Scan the entries below for the word "background". Copy each line that has it.

- **Records supplied**:

-- -- --

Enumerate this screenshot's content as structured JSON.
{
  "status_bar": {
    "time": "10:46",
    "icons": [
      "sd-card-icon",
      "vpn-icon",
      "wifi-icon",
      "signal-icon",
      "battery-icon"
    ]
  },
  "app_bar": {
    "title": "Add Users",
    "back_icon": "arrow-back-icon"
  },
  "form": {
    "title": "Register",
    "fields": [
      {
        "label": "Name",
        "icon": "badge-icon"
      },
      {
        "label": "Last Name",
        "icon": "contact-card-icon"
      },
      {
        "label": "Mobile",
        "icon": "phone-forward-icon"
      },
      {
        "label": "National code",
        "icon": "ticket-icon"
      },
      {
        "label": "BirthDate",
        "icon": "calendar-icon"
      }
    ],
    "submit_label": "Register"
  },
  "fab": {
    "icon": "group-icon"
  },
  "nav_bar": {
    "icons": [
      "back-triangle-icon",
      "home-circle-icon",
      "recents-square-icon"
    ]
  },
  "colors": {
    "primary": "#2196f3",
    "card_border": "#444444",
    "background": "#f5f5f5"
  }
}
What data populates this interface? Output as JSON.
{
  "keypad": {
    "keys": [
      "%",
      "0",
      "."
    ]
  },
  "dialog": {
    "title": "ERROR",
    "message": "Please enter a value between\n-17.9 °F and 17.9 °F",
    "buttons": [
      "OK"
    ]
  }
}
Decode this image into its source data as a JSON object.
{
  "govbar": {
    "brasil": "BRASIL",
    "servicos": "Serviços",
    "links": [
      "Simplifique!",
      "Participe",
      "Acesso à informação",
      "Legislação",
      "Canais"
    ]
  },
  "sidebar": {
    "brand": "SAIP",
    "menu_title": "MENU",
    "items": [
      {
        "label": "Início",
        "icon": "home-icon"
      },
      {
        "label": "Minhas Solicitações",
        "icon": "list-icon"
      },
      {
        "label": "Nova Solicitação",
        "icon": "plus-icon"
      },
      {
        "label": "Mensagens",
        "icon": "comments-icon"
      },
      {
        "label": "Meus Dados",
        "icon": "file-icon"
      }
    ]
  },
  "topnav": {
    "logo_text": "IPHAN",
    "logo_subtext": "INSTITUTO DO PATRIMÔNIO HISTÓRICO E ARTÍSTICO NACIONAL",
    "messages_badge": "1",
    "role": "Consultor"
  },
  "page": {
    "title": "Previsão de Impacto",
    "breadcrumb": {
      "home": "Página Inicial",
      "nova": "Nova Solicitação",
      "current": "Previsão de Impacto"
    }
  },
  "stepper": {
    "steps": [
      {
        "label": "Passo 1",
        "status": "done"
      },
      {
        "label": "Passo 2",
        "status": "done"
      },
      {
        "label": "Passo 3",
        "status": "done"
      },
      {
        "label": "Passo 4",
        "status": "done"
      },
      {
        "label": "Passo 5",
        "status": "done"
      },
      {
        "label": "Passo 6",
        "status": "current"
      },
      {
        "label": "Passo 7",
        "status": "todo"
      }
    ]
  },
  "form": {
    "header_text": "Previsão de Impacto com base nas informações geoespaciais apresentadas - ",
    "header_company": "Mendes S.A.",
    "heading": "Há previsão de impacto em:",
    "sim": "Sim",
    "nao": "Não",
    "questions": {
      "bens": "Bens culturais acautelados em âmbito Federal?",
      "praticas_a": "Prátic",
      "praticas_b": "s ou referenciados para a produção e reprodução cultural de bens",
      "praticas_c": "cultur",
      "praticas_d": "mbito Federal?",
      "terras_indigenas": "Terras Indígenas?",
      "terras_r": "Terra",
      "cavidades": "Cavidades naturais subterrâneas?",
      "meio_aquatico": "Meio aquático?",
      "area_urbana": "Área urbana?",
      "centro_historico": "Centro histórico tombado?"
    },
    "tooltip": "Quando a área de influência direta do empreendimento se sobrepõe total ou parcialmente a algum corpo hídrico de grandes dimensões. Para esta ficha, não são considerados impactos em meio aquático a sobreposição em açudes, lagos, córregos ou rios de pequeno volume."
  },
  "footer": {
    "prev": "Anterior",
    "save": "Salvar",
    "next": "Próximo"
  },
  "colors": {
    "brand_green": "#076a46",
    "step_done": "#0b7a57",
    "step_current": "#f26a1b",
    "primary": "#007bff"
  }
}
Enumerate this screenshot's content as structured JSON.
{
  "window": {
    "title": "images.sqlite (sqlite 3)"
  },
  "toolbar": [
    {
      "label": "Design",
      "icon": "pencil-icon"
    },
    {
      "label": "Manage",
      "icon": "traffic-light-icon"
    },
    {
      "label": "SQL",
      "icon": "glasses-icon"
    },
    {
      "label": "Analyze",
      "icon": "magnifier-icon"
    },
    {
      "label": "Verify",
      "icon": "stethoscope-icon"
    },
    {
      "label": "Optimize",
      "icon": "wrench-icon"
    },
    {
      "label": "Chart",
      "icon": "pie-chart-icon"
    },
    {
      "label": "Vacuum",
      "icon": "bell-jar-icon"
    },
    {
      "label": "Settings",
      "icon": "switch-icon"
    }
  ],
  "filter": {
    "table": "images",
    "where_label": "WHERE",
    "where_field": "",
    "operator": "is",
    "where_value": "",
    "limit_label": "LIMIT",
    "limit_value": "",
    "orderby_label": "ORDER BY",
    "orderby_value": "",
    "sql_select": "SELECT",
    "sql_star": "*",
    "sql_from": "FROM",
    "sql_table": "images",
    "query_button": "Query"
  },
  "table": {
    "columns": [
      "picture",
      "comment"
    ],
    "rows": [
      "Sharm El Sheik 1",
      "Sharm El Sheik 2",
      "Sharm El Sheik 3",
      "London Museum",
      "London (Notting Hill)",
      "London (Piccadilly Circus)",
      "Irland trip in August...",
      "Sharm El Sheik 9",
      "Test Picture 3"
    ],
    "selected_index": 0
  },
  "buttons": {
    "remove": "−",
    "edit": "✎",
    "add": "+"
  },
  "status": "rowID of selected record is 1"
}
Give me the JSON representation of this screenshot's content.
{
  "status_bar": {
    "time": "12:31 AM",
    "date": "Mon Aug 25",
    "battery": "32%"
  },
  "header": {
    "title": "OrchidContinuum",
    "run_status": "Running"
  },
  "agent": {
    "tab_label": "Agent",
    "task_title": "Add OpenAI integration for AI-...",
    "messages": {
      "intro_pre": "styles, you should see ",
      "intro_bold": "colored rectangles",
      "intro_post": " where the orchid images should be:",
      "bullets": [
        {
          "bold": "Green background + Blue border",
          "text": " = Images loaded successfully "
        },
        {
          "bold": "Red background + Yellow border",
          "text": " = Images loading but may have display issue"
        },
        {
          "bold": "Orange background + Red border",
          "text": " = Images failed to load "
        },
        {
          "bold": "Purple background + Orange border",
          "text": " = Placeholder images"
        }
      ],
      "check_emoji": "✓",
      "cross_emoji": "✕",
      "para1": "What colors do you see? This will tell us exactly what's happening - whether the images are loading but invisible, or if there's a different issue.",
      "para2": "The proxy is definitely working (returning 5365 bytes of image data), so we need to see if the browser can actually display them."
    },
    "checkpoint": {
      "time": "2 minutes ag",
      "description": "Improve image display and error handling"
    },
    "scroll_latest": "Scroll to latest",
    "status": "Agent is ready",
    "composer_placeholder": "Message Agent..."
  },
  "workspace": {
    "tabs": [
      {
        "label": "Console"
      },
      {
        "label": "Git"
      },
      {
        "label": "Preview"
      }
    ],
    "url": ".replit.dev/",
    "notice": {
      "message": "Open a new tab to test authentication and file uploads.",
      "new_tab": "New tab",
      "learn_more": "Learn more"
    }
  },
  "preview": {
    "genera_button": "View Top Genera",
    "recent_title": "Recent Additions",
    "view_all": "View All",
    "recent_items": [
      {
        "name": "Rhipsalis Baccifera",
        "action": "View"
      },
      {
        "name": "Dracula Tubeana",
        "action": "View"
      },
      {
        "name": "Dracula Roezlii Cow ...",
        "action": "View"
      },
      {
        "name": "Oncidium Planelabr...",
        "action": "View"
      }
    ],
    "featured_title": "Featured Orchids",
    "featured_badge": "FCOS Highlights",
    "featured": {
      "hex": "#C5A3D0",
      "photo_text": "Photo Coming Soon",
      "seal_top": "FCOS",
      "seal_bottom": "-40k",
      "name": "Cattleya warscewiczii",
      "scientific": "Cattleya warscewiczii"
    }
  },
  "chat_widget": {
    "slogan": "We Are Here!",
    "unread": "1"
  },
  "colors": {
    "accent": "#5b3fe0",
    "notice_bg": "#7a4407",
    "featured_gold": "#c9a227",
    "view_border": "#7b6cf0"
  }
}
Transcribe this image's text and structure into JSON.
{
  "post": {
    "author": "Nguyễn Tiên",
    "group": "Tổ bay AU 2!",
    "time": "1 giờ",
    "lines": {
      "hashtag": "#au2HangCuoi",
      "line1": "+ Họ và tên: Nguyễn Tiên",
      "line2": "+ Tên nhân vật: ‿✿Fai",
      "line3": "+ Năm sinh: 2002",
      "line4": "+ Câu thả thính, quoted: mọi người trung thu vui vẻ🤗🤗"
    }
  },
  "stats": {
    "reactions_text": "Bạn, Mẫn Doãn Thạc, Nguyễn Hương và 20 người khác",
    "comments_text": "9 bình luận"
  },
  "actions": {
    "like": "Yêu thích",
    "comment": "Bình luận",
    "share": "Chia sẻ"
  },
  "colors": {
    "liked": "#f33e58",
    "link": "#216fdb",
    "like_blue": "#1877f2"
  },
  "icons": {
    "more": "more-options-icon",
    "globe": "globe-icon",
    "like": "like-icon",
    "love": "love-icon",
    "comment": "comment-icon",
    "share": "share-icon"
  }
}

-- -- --

- **Answer space**:
    "background": "#f5f5f5"
          "bold": "Green background + Blue border",
          "bold": "Red background + Yellow border",
          "bold": "Orange background + Red border",
          "bold": "Purple background + Orange border",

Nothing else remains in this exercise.